- Records for processing -
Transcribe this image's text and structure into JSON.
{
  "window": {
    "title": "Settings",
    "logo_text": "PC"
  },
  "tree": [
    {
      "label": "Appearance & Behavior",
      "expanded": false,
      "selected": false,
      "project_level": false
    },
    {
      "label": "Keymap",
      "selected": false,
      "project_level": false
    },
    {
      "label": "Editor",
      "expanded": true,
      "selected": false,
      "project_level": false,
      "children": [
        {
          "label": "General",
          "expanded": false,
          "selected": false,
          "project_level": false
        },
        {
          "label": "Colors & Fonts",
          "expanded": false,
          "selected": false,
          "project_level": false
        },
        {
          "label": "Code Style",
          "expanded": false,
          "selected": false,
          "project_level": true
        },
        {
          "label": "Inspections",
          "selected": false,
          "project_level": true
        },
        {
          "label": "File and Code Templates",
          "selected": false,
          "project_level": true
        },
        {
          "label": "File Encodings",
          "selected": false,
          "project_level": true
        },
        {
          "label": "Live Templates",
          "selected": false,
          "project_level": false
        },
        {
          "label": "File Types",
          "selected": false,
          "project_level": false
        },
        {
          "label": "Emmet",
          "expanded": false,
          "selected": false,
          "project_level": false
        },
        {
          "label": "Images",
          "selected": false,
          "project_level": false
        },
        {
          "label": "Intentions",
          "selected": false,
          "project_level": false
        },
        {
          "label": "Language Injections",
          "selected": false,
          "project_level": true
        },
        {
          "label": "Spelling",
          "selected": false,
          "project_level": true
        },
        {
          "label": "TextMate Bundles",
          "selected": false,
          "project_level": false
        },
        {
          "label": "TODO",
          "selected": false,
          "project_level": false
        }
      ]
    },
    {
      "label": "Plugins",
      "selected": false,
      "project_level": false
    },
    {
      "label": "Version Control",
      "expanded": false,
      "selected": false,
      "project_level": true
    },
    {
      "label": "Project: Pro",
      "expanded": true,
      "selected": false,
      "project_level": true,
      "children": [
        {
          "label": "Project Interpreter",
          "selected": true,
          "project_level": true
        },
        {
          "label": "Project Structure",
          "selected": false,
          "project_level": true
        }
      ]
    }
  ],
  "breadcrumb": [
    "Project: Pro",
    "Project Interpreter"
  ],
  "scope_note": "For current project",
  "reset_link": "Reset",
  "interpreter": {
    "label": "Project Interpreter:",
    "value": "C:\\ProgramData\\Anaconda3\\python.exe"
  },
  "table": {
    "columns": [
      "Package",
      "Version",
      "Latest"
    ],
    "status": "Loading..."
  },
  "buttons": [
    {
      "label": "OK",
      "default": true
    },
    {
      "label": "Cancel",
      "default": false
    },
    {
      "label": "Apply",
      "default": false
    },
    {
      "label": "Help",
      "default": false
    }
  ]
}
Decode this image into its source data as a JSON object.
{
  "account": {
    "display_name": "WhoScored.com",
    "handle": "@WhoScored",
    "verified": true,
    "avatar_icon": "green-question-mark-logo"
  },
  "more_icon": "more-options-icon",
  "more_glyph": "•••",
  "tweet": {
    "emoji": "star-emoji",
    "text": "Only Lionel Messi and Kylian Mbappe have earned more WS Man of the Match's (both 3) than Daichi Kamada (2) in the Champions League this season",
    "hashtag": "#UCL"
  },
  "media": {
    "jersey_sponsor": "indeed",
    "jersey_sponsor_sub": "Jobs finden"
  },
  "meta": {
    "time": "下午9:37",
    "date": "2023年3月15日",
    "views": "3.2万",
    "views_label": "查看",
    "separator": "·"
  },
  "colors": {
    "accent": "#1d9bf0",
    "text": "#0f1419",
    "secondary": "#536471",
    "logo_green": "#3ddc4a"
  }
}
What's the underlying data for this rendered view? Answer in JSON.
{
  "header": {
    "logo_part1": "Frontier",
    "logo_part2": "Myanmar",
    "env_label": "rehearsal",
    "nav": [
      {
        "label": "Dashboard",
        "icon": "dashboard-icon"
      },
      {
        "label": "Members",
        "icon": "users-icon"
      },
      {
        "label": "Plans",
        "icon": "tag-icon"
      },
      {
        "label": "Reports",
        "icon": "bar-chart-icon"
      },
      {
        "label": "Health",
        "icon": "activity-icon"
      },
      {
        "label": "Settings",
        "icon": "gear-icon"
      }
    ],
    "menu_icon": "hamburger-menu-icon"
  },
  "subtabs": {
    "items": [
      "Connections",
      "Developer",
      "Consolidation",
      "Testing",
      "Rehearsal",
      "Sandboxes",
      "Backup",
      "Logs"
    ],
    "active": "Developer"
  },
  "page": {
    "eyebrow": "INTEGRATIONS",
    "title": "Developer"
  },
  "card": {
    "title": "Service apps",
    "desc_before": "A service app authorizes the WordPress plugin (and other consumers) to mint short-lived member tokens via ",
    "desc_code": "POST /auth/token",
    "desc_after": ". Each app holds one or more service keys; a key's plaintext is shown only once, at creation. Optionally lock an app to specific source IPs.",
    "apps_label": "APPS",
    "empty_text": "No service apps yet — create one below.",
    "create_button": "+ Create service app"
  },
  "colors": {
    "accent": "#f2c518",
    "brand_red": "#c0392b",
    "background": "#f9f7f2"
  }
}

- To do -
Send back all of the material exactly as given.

- Output of the exercise -
Transcribe this image's text and structure into JSON.
{
  "window": {
    "title": "Settings",
    "logo_text": "PC"
  },
  "tree": [
    {
      "label": "Appearance & Behavior",
      "expanded": false,
      "selected": false,
      "project_level": false
    },
    {
      "label": "Keymap",
      "selected": false,
      "project_level": false
    },
    {
      "label": "Editor",
      "expanded": true,
      "selected": false,
      "project_level": false,
      "children": [
        {
          "label": "General",
          "expanded": false,
          "selected": false,
          "project_level": false
        },
        {
          "label": "Colors & Fonts",
          "expanded": false,
          "selected": false,
          "project_level": false
        },
        {
          "label": "Code Style",
          "expanded": false,
          "selected": false,
          "project_level": true
        },
        {
          "label": "Inspections",
          "selected": false,
          "project_level": true
        },
        {
          "label": "File and Code Templates",
          "selected": false,
          "project_level": true
        },
        {
          "label": "File Encodings",
          "selected": false,
          "project_level": true
        },
        {
          "label": "Live Templates",
          "selected": false,
          "project_level": false
        },
        {
          "label": "File Types",
          "selected": false,
          "project_level": false
        },
        {
          "label": "Emmet",
          "expanded": false,
          "selected": false,
          "project_level": false
        },
        {
          "label": "Images",
          "selected": false,
          "project_level": false
        },
        {
          "label": "Intentions",
          "selected": false,
          "project_level": false
        },
        {
          "label": "Language Injections",
          "selected": false,
          "project_level": true
        },
        {
          "label": "Spelling",
          "selected": false,
          "project_level": true
        },
        {
          "label": "TextMate Bundles",
          "selected": false,
          "project_level": false
        },
        {
          "label": "TODO",
          "selected": false,
          "project_level": false
        }
      ]
    },
    {
      "label": "Plugins",
      "selected": false,
      "project_level": false
    },
    {
      "label": "Version Control",
      "expanded": false,
      "selected": false,
      "project_level": true
    },
    {
      "label": "Project: Pro",
      "expanded": true,
      "selected": false,
      "project_level": true,
      "children": [
        {
          "label": "Project Interpreter",
          "selected": true,
          "project_level": true
        },
        {
          "label": "Project Structure",
          "selected": false,
          "project_level": true
        }
      ]
    }
  ],
  "breadcrumb": [
    "Project: Pro",
    "Project Interpreter"
  ],
  "scope_note": "For current project",
  "reset_link": "Reset",
  "interpreter": {
    "label": "Project Interpreter:",
    "value": "C:\\ProgramData\\Anaconda3\\python.exe"
  },
  "table": {
    "columns": [
      "Package",
      "Version",
      "Latest"
    ],
    "status": "Loading..."
  },
  "buttons": [
    {
      "label": "OK",
      "default": true
    },
    {
      "label": "Cancel",
      "default": false
    },
    {
      "label": "Apply",
      "default": false
    },
    {
      "label": "Help",
      "default": false
    }
  ]
}
Decode this image into its source data as a JSON object.
{
  "account": {
    "display_name": "WhoScored.com",
    "handle": "@WhoScored",
    "verified": true,
    "avatar_icon": "green-question-mark-logo"
  },
  "more_icon": "more-options-icon",
  "more_glyph": "•••",
  "tweet": {
    "emoji": "star-emoji",
    "text": "Only Lionel Messi and Kylian Mbappe have earned more WS Man of the Match's (both 3) than Daichi Kamada (2) in the Champions League this season",
    "hashtag": "#UCL"
  },
  "media": {
    "jersey_sponsor": "indeed",
    "jersey_sponsor_sub": "Jobs finden"
  },
  "meta": {
    "time": "下午9:37",
    "date": "2023年3月15日",
    "views": "3.2万",
    "views_label": "查看",
    "separator": "·"
  },
  "colors": {
    "accent": "#1d9bf0",
    "text": "#0f1419",
    "secondary": "#536471",
    "logo_green": "#3ddc4a"
  }
}
What's the underlying data for this rendered view? Answer in JSON.
{
  "header": {
    "logo_part1": "Frontier",
    "logo_part2": "Myanmar",
    "env_label": "rehearsal",
    "nav": [
      {
        "label": "Dashboard",
        "icon": "dashboard-icon"
      },
      {
        "label": "Members",
        "icon": "users-icon"
      },
      {
        "label": "Plans",
        "icon": "tag-icon"
      },
      {
        "label": "Reports",
        "icon": "bar-chart-icon"
      },
      {
        "label": "Health",
        "icon": "activity-icon"
      },
      {
        "label": "Settings",
        "icon": "gear-icon"
      }
    ],
    "menu_icon": "hamburger-menu-icon"
  },
  "subtabs": {
    "items": [
      "Connections",
      "Developer",
      "Consolidation",
      "Testing",
      "Rehearsal",
      "Sandboxes",
      "Backup",
      "Logs"
    ],
    "active": "Developer"
  },
  "page": {
    "eyebrow": "INTEGRATIONS",
    "title": "Developer"
  },
  "card": {
    "title": "Service apps",
    "desc_before": "A service app authorizes the WordPress plugin (and other consumers) to mint short-lived member tokens via ",
    "desc_code": "POST /auth/token",
    "desc_after": ". Each app holds one or more service keys; a key's plaintext is shown only once, at creation. Optionally lock an app to specific source IPs.",
    "apps_label": "APPS",
    "empty_text": "No service apps yet — create one below.",
    "create_button": "+ Create service app"
  },
  "colors": {
    "accent": "#f2c518",
    "brand_red": "#c0392b",
    "background": "#f9f7f2"
  }
}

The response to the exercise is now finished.